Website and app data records
_ _ _

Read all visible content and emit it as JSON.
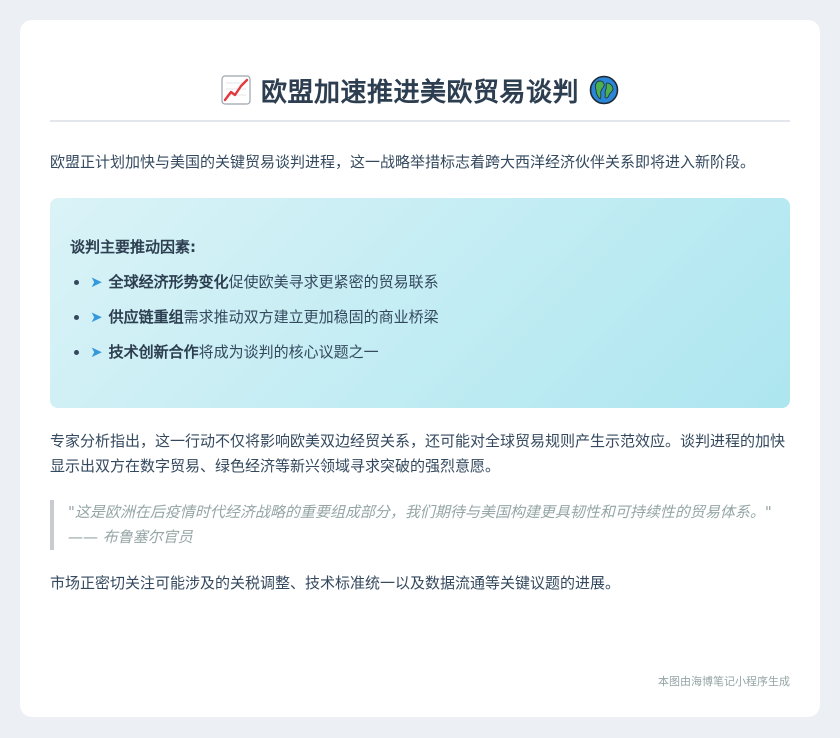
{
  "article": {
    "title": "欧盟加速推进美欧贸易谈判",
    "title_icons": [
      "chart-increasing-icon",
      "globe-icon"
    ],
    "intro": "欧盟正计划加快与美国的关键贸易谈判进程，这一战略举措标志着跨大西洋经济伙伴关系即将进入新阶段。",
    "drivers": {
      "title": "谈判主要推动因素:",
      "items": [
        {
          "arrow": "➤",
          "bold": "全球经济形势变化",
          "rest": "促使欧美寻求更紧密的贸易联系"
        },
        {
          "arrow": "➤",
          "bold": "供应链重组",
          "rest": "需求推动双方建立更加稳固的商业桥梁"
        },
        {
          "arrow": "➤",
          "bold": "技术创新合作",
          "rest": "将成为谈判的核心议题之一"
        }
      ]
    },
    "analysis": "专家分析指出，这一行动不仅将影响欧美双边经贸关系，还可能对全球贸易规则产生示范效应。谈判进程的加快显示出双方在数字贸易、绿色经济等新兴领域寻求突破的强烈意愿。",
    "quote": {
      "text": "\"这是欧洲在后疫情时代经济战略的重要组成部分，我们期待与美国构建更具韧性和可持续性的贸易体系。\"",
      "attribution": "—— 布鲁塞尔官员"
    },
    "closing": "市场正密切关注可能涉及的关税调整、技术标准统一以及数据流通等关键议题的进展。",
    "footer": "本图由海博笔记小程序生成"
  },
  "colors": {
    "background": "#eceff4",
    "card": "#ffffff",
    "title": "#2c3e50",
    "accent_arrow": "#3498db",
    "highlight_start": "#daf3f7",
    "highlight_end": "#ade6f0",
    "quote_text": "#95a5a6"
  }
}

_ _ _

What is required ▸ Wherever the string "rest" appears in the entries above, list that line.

Solution below ▸
          "rest": "促使欧美寻求更紧密的贸易联系"
          "rest": "需求推动双方建立更加稳固的商业桥梁"
          "rest": "将成为谈判的核心议题之一"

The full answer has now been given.